◆ DATASET ENTRIES
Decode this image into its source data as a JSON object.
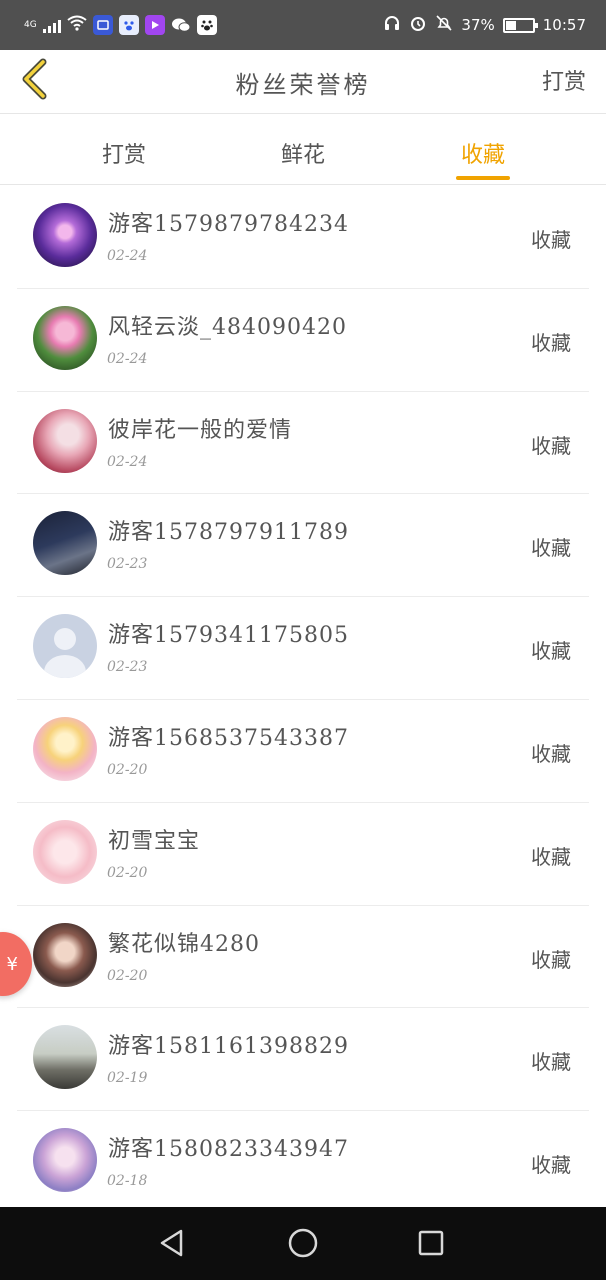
{
  "status_bar": {
    "network": "4G",
    "battery": "37%",
    "time": "10:57",
    "app_icons": [
      "app-badge-icon",
      "baidu-icon",
      "video-icon",
      "wechat-icon",
      "paw-icon"
    ]
  },
  "nav": {
    "title": "粉丝荣誉榜",
    "action": "打赏",
    "back_icon": "chevron-left-icon"
  },
  "tabs": [
    {
      "label": "打赏",
      "active": false
    },
    {
      "label": "鲜花",
      "active": false
    },
    {
      "label": "收藏",
      "active": true
    }
  ],
  "list": [
    {
      "name": "游客1579879784234",
      "date": "02-24",
      "action": "收藏"
    },
    {
      "name": "风轻云淡_484090420",
      "date": "02-24",
      "action": "收藏"
    },
    {
      "name": "彼岸花一般的爱情",
      "date": "02-24",
      "action": "收藏"
    },
    {
      "name": "游客1578797911789",
      "date": "02-23",
      "action": "收藏"
    },
    {
      "name": "游客1579341175805",
      "date": "02-23",
      "action": "收藏"
    },
    {
      "name": "游客1568537543387",
      "date": "02-20",
      "action": "收藏"
    },
    {
      "name": "初雪宝宝",
      "date": "02-20",
      "action": "收藏"
    },
    {
      "name": "繁花似锦4280",
      "date": "02-20",
      "action": "收藏"
    },
    {
      "name": "游客1581161398829",
      "date": "02-19",
      "action": "收藏"
    },
    {
      "name": "游客1580823343947",
      "date": "02-18",
      "action": "收藏"
    }
  ],
  "float_button": {
    "symbol": "¥"
  },
  "colors": {
    "accent": "#f0a300",
    "status_bar": "#505050",
    "system_nav": "#0d0d0d",
    "float_button": "#f26d63"
  }
}
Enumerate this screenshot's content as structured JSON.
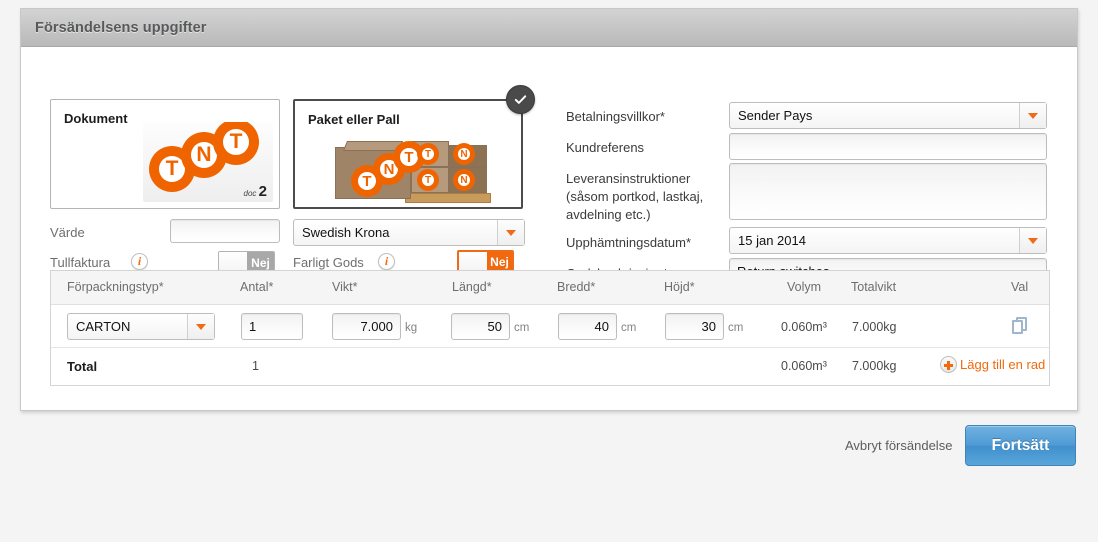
{
  "panel": {
    "title": "Försändelsens uppgifter"
  },
  "shipment_type": {
    "document_card": {
      "title": "Dokument",
      "art": "tnt-document-icon",
      "selected": false,
      "doc_label_prefix": "doc",
      "doc_label_number": "2"
    },
    "package_card": {
      "title": "Paket eller Pall",
      "art": "tnt-boxes-pallet-icon",
      "selected": true,
      "check_glyph": "✓"
    }
  },
  "left_fields": {
    "varde_label": "Värde",
    "varde_value": "",
    "currency_value": "Swedish Krona",
    "tullfaktura_label": "Tullfaktura",
    "tullfaktura_toggle": "Nej",
    "farligt_gods_label": "Farligt Gods",
    "farligt_gods_toggle": "Nej",
    "info_glyph": "i"
  },
  "right_fields": {
    "betalningsvillkor_label": "Betalningsvillkor*",
    "betalningsvillkor_value": "Sender Pays",
    "kundreferens_label": "Kundreferens",
    "kundreferens_value": "",
    "leveransinstruktioner_label_line1": "Leveransinstruktioner",
    "leveransinstruktioner_label_line2": "(såsom portkod, lastkaj,",
    "leveransinstruktioner_label_line3": "avdelning etc.)",
    "leveransinstruktioner_value": "",
    "upphamtningsdatum_label": "Upphämtningsdatum*",
    "upphamtningsdatum_value": "15 jan 2014",
    "godsbeskrivning_label": "Godsbeskrivning*",
    "godsbeskrivning_value": "Return switches"
  },
  "table": {
    "headers": {
      "forpackningstyp": "Förpackningstyp*",
      "antal": "Antal*",
      "vikt": "Vikt*",
      "langd": "Längd*",
      "bredd": "Bredd*",
      "hojd": "Höjd*",
      "volym": "Volym",
      "totalvikt": "Totalvikt",
      "val": "Val"
    },
    "row": {
      "forpackningstyp": "CARTON",
      "antal": "1",
      "vikt": "7.000",
      "vikt_unit": "kg",
      "langd": "50",
      "langd_unit": "cm",
      "bredd": "40",
      "bredd_unit": "cm",
      "hojd": "30",
      "hojd_unit": "cm",
      "volym": "0.060m³",
      "totalvikt": "7.000kg",
      "copy_icon": "duplicate-row-icon"
    },
    "total": {
      "label": "Total",
      "antal": "1",
      "volym": "0.060m³",
      "totalvikt": "7.000kg",
      "add_row_label": "Lägg till en rad"
    }
  },
  "footer": {
    "cancel_label": "Avbryt försändelse",
    "continue_label": "Fortsätt"
  },
  "colors": {
    "accent_orange": "#f0690f",
    "primary_blue": "#4f9ad4",
    "panel_header": "#c6c6c6"
  }
}
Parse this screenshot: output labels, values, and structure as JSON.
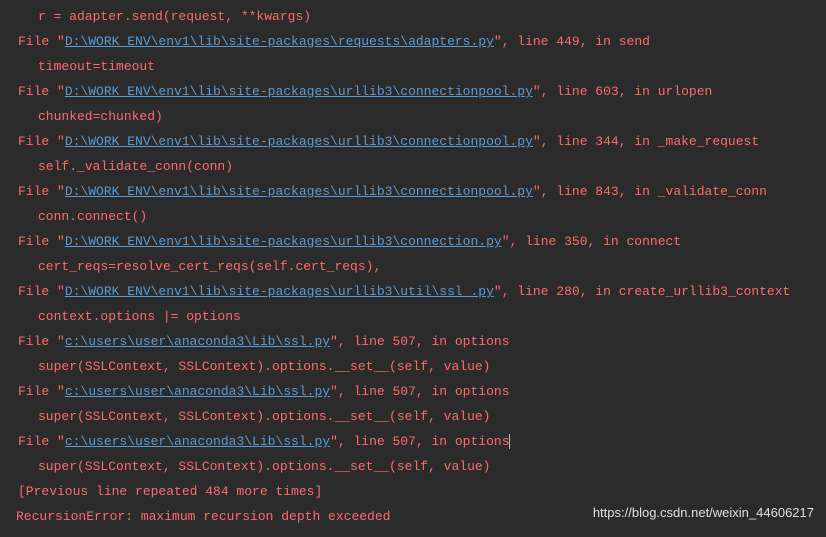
{
  "trace": [
    {
      "type": "code",
      "text": "r = adapter.send(request, **kwargs)"
    },
    {
      "type": "file",
      "prefix": "File \"",
      "path": "D:\\WORK ENV\\env1\\lib\\site-packages\\requests\\adapters.py",
      "suffix": "\", line 449, in send"
    },
    {
      "type": "code",
      "text": "timeout=timeout"
    },
    {
      "type": "file",
      "prefix": "File \"",
      "path": "D:\\WORK ENV\\env1\\lib\\site-packages\\urllib3\\connectionpool.py",
      "suffix": "\", line 603, in urlopen"
    },
    {
      "type": "code",
      "text": "chunked=chunked)"
    },
    {
      "type": "file",
      "prefix": "File \"",
      "path": "D:\\WORK ENV\\env1\\lib\\site-packages\\urllib3\\connectionpool.py",
      "suffix": "\", line 344, in _make_request"
    },
    {
      "type": "code",
      "text": "self._validate_conn(conn)"
    },
    {
      "type": "file",
      "prefix": "File \"",
      "path": "D:\\WORK ENV\\env1\\lib\\site-packages\\urllib3\\connectionpool.py",
      "suffix": "\", line 843, in _validate_conn"
    },
    {
      "type": "code",
      "text": "conn.connect()"
    },
    {
      "type": "file",
      "prefix": "File \"",
      "path": "D:\\WORK ENV\\env1\\lib\\site-packages\\urllib3\\connection.py",
      "suffix": "\", line 350, in connect"
    },
    {
      "type": "code",
      "text": "cert_reqs=resolve_cert_reqs(self.cert_reqs),"
    },
    {
      "type": "file",
      "prefix": "File \"",
      "path": "D:\\WORK ENV\\env1\\lib\\site-packages\\urllib3\\util\\ssl_.py",
      "suffix": "\", line 280, in create_urllib3_context"
    },
    {
      "type": "code",
      "text": "context.options |= options"
    },
    {
      "type": "file",
      "prefix": "File \"",
      "path": "c:\\users\\user\\anaconda3\\Lib\\ssl.py",
      "suffix": "\", line 507, in options"
    },
    {
      "type": "code",
      "text": "super(SSLContext, SSLContext).options.__set__(self, value)"
    },
    {
      "type": "file",
      "prefix": "File \"",
      "path": "c:\\users\\user\\anaconda3\\Lib\\ssl.py",
      "suffix": "\", line 507, in options"
    },
    {
      "type": "code",
      "text": "super(SSLContext, SSLContext).options.__set__(self, value)"
    },
    {
      "type": "file",
      "prefix": "File \"",
      "path": "c:\\users\\user\\anaconda3\\Lib\\ssl.py",
      "suffix": "\", line 507, in options",
      "cursor": true
    },
    {
      "type": "code",
      "text": "super(SSLContext, SSLContext).options.__set__(self, value)"
    },
    {
      "type": "plain",
      "text": "[Previous line repeated 484 more times]"
    }
  ],
  "error_line": "RecursionError: maximum recursion depth exceeded",
  "watermark": "https://blog.csdn.net/weixin_44606217"
}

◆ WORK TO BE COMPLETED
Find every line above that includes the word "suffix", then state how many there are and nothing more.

◆ RESPONSE
9